▶
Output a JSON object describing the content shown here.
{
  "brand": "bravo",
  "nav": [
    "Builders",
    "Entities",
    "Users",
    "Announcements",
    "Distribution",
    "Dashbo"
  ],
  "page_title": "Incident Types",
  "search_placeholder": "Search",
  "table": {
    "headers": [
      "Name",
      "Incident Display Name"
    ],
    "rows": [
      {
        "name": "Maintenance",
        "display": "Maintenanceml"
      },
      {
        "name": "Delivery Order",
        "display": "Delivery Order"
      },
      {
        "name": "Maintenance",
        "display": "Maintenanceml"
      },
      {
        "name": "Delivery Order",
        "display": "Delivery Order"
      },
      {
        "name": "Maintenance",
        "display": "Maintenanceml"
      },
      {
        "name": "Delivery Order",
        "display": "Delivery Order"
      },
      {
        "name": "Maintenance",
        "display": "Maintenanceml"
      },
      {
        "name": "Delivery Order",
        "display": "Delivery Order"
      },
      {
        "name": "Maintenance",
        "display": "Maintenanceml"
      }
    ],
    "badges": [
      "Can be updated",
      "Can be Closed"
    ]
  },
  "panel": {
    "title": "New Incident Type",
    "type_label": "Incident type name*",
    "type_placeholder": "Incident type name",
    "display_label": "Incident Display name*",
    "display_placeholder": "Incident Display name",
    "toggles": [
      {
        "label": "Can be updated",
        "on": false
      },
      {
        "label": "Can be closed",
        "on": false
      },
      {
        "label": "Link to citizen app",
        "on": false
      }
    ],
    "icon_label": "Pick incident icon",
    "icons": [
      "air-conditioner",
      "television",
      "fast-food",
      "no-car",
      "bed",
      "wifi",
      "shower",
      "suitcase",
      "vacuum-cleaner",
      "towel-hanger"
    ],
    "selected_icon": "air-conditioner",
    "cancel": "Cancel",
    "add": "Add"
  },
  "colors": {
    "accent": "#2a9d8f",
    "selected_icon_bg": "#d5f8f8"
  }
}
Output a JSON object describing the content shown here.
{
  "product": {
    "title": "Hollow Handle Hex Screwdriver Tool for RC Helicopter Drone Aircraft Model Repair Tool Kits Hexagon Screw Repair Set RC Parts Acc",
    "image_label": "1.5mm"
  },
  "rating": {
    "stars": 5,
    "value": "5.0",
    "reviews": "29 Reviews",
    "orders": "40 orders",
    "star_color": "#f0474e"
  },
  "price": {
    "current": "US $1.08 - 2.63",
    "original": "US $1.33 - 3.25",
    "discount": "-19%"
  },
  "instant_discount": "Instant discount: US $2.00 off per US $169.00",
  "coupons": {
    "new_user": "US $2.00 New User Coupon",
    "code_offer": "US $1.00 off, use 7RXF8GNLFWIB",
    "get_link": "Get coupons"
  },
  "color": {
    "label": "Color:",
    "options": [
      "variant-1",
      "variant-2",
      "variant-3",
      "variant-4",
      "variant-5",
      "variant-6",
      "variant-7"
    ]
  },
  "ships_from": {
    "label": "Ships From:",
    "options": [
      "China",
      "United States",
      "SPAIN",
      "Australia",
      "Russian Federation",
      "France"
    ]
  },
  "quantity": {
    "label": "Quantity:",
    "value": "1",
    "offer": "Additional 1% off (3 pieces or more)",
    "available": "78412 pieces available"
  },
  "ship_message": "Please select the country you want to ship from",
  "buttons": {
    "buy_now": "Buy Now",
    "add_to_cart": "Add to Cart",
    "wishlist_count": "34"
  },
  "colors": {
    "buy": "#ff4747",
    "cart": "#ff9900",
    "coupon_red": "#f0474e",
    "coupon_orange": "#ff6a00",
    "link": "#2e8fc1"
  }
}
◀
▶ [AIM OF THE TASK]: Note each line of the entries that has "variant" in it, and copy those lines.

▶ [TASK RESULT]:
      "variant-1",
      "variant-2",
      "variant-3",
      "variant-4",
      "variant-5",
      "variant-6",
      "variant-7"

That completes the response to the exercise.